The market's bias remains to the upside. It could even be that the debt-ceiling fiasco in Washington helped to buy the bull market more time.
Economic reports are beginning to show the government shutdown was a negative for the economy, but had less effect than was feared. Yet it had enough effect to make it unlikely the Fed will begin tapering back its stimulus until at least next March.
Fed tapering is not the only market risk that has come off the table for the next few months, as the market enters its favorable winter season when it makes most of its gains.
It's becoming fairly clear that the debt-ceiling crisis is not likely to be a big deal when it returns in February. Both sides have much more incentive to reach an agreement prior to the deadline, after the wrath brought down on their heads from their failure to do so the first time.
Other risks from outside the market, like the eurozone debt crisis, have also faded into the background at least for a while.
The slowing trend of corporate earnings in the third quarter is a worry, as are warnings from major corporations of slowing sales.
But that has been a worry each quarter so far this year, a worry that so far has faded away each time once the quarter's earnings reporting period ended. And the third quarter reporting period is drawing to a close.
So fundamental economic and background news is supportive of yet another positive winter season for stocks.
However, investors looking to increase exposure should do so carefully until the short-term technical situation created by the additional spike-up shakes out.
There are three short-term technical problems.
The S&P 500, as well as the NYSE Composite, Nasdaq and Russell 2000, are again at the overhead trendline resistance that halted their last three short-term rallies. They are overbought above their short-term 50-day moving averages to a degree that also suggests a short-term top is at hand. And investor sentiment as measured by the weekly poll of its members by the American Association of Individual Investors (AAII) jumped to 49.2% bullish and only 17.6% bearish this week, entering the warning zone of too much optimism, perhaps due for a pullback to reality.

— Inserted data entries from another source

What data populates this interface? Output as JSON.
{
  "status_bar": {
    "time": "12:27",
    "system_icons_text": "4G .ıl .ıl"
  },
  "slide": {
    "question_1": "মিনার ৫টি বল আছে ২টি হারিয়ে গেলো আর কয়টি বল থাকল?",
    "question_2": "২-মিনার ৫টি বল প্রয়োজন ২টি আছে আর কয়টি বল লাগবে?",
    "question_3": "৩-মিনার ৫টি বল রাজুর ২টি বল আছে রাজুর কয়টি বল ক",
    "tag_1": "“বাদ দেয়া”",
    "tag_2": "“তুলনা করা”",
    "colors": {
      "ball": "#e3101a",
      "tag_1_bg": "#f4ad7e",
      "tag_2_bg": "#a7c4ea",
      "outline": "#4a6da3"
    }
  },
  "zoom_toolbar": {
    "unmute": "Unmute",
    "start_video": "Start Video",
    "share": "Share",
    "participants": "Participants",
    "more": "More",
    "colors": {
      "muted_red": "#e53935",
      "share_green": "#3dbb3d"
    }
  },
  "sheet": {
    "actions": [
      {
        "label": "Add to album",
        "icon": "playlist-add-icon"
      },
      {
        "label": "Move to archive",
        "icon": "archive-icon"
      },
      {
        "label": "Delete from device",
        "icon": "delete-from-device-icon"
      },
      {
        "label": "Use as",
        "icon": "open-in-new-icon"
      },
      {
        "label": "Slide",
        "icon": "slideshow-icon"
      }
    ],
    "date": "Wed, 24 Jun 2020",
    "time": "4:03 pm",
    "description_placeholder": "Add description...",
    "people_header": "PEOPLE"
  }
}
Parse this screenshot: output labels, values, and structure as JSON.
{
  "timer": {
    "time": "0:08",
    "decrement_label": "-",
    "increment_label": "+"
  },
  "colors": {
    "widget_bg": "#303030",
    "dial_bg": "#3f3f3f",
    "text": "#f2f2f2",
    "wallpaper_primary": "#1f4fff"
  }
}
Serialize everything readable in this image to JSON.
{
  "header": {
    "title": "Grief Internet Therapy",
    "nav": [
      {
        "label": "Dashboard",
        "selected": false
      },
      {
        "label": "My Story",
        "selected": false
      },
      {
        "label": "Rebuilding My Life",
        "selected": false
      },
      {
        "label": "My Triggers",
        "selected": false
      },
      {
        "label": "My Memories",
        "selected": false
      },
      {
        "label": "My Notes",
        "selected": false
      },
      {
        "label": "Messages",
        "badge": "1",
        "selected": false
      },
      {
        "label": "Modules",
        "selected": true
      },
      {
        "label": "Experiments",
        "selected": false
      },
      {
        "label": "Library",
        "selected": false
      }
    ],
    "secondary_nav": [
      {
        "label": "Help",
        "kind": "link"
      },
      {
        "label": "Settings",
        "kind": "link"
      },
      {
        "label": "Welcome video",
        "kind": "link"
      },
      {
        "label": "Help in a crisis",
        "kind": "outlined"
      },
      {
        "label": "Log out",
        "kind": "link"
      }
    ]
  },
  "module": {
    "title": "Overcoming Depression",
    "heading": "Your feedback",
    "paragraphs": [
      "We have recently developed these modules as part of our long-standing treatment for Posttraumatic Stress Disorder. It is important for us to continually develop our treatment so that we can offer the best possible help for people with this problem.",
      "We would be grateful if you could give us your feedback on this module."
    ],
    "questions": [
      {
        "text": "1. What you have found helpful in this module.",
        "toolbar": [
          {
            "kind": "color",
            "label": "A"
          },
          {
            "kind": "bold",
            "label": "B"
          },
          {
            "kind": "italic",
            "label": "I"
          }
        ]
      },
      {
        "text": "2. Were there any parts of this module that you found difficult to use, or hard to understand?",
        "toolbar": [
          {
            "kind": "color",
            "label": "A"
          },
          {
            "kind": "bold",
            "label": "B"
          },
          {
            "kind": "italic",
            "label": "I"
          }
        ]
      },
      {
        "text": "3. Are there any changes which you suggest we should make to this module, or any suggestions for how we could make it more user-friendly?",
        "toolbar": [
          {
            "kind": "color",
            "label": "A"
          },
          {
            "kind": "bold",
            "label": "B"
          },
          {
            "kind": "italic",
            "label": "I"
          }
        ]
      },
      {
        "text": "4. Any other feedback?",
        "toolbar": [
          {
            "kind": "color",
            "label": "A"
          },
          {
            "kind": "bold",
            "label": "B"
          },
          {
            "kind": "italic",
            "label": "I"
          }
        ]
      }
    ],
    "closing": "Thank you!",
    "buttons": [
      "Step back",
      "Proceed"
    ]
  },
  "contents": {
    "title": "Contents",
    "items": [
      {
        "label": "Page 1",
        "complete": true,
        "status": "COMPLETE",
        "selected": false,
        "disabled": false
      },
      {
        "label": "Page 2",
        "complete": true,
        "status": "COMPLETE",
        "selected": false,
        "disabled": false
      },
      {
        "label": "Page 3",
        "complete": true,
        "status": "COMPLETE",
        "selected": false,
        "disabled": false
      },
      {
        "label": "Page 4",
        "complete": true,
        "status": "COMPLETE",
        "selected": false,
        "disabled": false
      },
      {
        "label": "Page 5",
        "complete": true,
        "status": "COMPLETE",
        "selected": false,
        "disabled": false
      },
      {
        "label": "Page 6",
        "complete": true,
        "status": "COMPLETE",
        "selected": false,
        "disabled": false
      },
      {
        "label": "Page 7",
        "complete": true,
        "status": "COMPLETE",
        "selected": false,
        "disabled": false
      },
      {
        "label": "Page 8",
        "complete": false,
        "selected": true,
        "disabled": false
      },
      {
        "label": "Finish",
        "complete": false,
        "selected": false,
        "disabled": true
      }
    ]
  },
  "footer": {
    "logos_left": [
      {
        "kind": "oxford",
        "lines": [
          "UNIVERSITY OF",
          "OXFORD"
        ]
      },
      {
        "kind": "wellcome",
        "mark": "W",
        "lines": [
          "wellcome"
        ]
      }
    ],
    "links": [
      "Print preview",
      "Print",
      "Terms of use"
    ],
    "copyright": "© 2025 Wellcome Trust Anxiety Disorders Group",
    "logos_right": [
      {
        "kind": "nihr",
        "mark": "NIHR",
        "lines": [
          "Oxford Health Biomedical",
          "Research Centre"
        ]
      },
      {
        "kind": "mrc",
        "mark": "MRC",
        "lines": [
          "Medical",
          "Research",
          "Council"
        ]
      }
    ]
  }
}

Since the intermediate-term trend is still to the upside, and we are in the market's traditional favorable seasonal period, such a pullback is likely to be of the short-term variety and present another buying opportunity. Only a significant break below the trendline support would be a cause to revisit that expectation.